Data entries
- - -
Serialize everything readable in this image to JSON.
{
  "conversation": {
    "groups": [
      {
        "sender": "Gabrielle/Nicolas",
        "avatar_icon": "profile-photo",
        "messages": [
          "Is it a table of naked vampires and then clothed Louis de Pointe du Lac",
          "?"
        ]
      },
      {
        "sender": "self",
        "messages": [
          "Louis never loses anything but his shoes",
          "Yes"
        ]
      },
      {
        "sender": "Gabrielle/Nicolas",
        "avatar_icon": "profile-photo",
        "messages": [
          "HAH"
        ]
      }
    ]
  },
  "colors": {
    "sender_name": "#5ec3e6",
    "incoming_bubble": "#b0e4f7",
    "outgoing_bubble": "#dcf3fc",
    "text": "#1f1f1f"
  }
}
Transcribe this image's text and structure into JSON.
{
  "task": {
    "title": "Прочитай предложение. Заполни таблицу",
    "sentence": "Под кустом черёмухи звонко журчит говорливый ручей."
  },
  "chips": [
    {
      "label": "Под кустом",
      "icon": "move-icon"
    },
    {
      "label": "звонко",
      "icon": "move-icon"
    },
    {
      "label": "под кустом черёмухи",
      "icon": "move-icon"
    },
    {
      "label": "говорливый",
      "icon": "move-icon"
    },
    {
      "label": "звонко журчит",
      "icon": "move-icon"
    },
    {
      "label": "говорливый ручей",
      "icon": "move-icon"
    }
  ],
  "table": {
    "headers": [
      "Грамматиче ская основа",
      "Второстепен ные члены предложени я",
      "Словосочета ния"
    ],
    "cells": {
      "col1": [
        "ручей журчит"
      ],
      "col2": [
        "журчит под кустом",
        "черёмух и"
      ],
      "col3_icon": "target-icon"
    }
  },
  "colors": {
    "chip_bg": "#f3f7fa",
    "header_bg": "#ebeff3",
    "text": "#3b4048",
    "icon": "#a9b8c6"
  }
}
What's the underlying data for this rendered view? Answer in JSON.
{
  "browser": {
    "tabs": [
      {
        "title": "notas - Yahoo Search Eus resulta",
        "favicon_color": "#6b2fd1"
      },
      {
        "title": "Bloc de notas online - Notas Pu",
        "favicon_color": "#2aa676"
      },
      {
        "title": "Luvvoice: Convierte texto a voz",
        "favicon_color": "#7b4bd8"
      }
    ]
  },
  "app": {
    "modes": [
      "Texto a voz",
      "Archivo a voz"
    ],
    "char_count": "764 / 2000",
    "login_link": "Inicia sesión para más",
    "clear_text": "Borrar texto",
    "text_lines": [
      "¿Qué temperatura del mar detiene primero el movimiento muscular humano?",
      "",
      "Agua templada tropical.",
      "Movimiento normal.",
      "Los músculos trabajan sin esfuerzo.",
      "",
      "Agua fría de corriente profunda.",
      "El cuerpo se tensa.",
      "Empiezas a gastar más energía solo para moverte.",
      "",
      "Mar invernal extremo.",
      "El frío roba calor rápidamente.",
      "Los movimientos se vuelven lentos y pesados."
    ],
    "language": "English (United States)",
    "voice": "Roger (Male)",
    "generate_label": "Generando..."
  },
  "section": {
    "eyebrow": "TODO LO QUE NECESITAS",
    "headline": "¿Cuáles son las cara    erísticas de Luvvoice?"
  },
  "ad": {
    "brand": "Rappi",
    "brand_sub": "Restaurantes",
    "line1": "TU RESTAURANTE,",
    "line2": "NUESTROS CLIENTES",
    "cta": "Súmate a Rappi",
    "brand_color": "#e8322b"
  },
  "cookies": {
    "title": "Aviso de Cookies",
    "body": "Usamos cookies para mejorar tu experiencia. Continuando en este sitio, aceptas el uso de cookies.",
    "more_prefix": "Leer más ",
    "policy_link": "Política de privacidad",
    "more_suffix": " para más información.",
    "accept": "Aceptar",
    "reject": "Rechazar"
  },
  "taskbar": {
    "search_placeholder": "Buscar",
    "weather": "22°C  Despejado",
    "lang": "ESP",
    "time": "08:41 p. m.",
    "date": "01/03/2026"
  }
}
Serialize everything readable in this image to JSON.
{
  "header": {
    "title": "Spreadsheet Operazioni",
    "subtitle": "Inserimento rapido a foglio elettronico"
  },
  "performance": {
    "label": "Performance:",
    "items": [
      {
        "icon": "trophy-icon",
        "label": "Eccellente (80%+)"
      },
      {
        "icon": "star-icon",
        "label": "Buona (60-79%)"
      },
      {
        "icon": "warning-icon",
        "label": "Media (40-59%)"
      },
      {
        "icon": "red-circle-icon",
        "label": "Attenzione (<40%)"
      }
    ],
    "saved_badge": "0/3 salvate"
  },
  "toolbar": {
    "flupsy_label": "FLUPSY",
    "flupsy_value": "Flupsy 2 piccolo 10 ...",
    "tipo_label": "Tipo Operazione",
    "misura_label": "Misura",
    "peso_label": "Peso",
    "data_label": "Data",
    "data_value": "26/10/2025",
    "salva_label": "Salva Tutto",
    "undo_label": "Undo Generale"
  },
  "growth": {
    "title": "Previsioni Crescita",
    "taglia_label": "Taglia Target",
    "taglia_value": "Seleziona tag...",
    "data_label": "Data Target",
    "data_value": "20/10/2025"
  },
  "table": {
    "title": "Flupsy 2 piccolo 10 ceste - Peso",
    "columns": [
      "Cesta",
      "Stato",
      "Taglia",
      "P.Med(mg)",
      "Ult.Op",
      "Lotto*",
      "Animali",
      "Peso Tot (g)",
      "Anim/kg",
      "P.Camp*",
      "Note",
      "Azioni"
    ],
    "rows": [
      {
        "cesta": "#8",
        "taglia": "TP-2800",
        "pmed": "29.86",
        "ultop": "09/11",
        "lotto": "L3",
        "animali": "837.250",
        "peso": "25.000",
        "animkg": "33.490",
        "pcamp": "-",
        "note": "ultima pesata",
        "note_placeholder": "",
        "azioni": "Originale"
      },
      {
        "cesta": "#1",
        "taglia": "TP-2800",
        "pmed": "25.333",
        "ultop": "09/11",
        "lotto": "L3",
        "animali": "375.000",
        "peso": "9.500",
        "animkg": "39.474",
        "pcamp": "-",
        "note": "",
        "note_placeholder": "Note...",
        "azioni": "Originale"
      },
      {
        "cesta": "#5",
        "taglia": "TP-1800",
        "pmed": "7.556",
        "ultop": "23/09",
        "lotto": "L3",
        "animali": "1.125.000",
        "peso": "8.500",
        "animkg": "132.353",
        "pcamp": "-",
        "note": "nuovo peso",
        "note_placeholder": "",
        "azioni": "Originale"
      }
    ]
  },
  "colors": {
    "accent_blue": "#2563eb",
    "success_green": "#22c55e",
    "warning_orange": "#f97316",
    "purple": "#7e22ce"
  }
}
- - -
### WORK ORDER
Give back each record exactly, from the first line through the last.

### ANSWER
Serialize everything readable in this image to JSON.
{
  "conversation": {
    "groups": [
      {
        "sender": "Gabrielle/Nicolas",
        "avatar_icon": "profile-photo",
        "messages": [
          "Is it a table of naked vampires and then clothed Louis de Pointe du Lac",
          "?"
        ]
      },
      {
        "sender": "self",
        "messages": [
          "Louis never loses anything but his shoes",
          "Yes"
        ]
      },
      {
        "sender": "Gabrielle/Nicolas",
        "avatar_icon": "profile-photo",
        "messages": [
          "HAH"
        ]
      }
    ]
  },
  "colors": {
    "sender_name": "#5ec3e6",
    "incoming_bubble": "#b0e4f7",
    "outgoing_bubble": "#dcf3fc",
    "text": "#1f1f1f"
  }
}
Transcribe this image's text and structure into JSON.
{
  "task": {
    "title": "Прочитай предложение. Заполни таблицу",
    "sentence": "Под кустом черёмухи звонко журчит говорливый ручей."
  },
  "chips": [
    {
      "label": "Под кустом",
      "icon": "move-icon"
    },
    {
      "label": "звонко",
      "icon": "move-icon"
    },
    {
      "label": "под кустом черёмухи",
      "icon": "move-icon"
    },
    {
      "label": "говорливый",
      "icon": "move-icon"
    },
    {
      "label": "звонко журчит",
      "icon": "move-icon"
    },
    {
      "label": "говорливый ручей",
      "icon": "move-icon"
    }
  ],
  "table": {
    "headers": [
      "Грамматиче ская основа",
      "Второстепен ные члены предложени я",
      "Словосочета ния"
    ],
    "cells": {
      "col1": [
        "ручей журчит"
      ],
      "col2": [
        "журчит под кустом",
        "черёмух и"
      ],
      "col3_icon": "target-icon"
    }
  },
  "colors": {
    "chip_bg": "#f3f7fa",
    "header_bg": "#ebeff3",
    "text": "#3b4048",
    "icon": "#a9b8c6"
  }
}
What's the underlying data for this rendered view? Answer in JSON.
{
  "browser": {
    "tabs": [
      {
        "title": "notas - Yahoo Search Eus resulta",
        "favicon_color": "#6b2fd1"
      },
      {
        "title": "Bloc de notas online - Notas Pu",
        "favicon_color": "#2aa676"
      },
      {
        "title": "Luvvoice: Convierte texto a voz",
        "favicon_color": "#7b4bd8"
      }
    ]
  },
  "app": {
    "modes": [
      "Texto a voz",
      "Archivo a voz"
    ],
    "char_count": "764 / 2000",
    "login_link": "Inicia sesión para más",
    "clear_text": "Borrar texto",
    "text_lines": [
      "¿Qué temperatura del mar detiene primero el movimiento muscular humano?",
      "",
      "Agua templada tropical.",
      "Movimiento normal.",
      "Los músculos trabajan sin esfuerzo.",
      "",
      "Agua fría de corriente profunda.",
      "El cuerpo se tensa.",
      "Empiezas a gastar más energía solo para moverte.",
      "",
      "Mar invernal extremo.",
      "El frío roba calor rápidamente.",
      "Los movimientos se vuelven lentos y pesados."
    ],
    "language": "English (United States)",
    "voice": "Roger (Male)",
    "generate_label": "Generando..."
  },
  "section": {
    "eyebrow": "TODO LO QUE NECESITAS",
    "headline": "¿Cuáles son las cara    erísticas de Luvvoice?"
  },
  "ad": {
    "brand": "Rappi",
    "brand_sub": "Restaurantes",
    "line1": "TU RESTAURANTE,",
    "line2": "NUESTROS CLIENTES",
    "cta": "Súmate a Rappi",
    "brand_color": "#e8322b"
  },
  "cookies": {
    "title": "Aviso de Cookies",
    "body": "Usamos cookies para mejorar tu experiencia. Continuando en este sitio, aceptas el uso de cookies.",
    "more_prefix": "Leer más ",
    "policy_link": "Política de privacidad",
    "more_suffix": " para más información.",
    "accept": "Aceptar",
    "reject": "Rechazar"
  },
  "taskbar": {
    "search_placeholder": "Buscar",
    "weather": "22°C  Despejado",
    "lang": "ESP",
    "time": "08:41 p. m.",
    "date": "01/03/2026"
  }
}
Serialize everything readable in this image to JSON.
{
  "header": {
    "title": "Spreadsheet Operazioni",
    "subtitle": "Inserimento rapido a foglio elettronico"
  },
  "performance": {
    "label": "Performance:",
    "items": [
      {
        "icon": "trophy-icon",
        "label": "Eccellente (80%+)"
      },
      {
        "icon": "star-icon",
        "label": "Buona (60-79%)"
      },
      {
        "icon": "warning-icon",
        "label": "Media (40-59%)"
      },
      {
        "icon": "red-circle-icon",
        "label": "Attenzione (<40%)"
      }
    ],
    "saved_badge": "0/3 salvate"
  },
  "toolbar": {
    "flupsy_label": "FLUPSY",
    "flupsy_value": "Flupsy 2 piccolo 10 ...",
    "tipo_label": "Tipo Operazione",
    "misura_label": "Misura",
    "peso_label": "Peso",
    "data_label": "Data",
    "data_value": "26/10/2025",
    "salva_label": "Salva Tutto",
    "undo_label": "Undo Generale"
  },
  "growth": {
    "title": "Previsioni Crescita",
    "taglia_label": "Taglia Target",
    "taglia_value": "Seleziona tag...",
    "data_label": "Data Target",
    "data_value": "20/10/2025"
  },
  "table": {
    "title": "Flupsy 2 piccolo 10 ceste - Peso",
    "columns": [
      "Cesta",
      "Stato",
      "Taglia",
      "P.Med(mg)",
      "Ult.Op",
      "Lotto*",
      "Animali",
      "Peso Tot (g)",
      "Anim/kg",
      "P.Camp*",
      "Note",
      "Azioni"
    ],
    "rows": [
      {
        "cesta": "#8",
        "taglia": "TP-2800",
        "pmed": "29.86",
        "ultop": "09/11",
        "lotto": "L3",
        "animali": "837.250",
        "peso": "25.000",
        "animkg": "33.490",
        "pcamp": "-",
        "note": "ultima pesata",
        "note_placeholder": "",
        "azioni": "Originale"
      },
      {
        "cesta": "#1",
        "taglia": "TP-2800",
        "pmed": "25.333",
        "ultop": "09/11",
        "lotto": "L3",
        "animali": "375.000",
        "peso": "9.500",
        "animkg": "39.474",
        "pcamp": "-",
        "note": "",
        "note_placeholder": "Note...",
        "azioni": "Originale"
      },
      {
        "cesta": "#5",
        "taglia": "TP-1800",
        "pmed": "7.556",
        "ultop": "23/09",
        "lotto": "L3",
        "animali": "1.125.000",
        "peso": "8.500",
        "animkg": "132.353",
        "pcamp": "-",
        "note": "nuovo peso",
        "note_placeholder": "",
        "azioni": "Originale"
      }
    ]
  },
  "colors": {
    "accent_blue": "#2563eb",
    "success_green": "#22c55e",
    "warning_orange": "#f97316",
    "purple": "#7e22ce"
  }
}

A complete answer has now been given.